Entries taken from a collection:
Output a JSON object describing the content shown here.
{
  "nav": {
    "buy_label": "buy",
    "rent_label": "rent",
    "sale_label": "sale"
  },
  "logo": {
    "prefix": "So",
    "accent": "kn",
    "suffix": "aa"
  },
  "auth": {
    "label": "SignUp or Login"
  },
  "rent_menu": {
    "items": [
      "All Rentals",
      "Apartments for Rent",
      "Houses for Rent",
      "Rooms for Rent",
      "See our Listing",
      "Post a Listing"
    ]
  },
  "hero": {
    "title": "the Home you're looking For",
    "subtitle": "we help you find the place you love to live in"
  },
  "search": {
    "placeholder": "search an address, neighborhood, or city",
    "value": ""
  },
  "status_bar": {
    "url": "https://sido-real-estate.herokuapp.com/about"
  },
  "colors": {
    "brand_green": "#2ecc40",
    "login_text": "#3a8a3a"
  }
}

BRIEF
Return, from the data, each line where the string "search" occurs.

TASK RESPONSE
  "search": {
    "placeholder": "search an address, neighborhood, or city",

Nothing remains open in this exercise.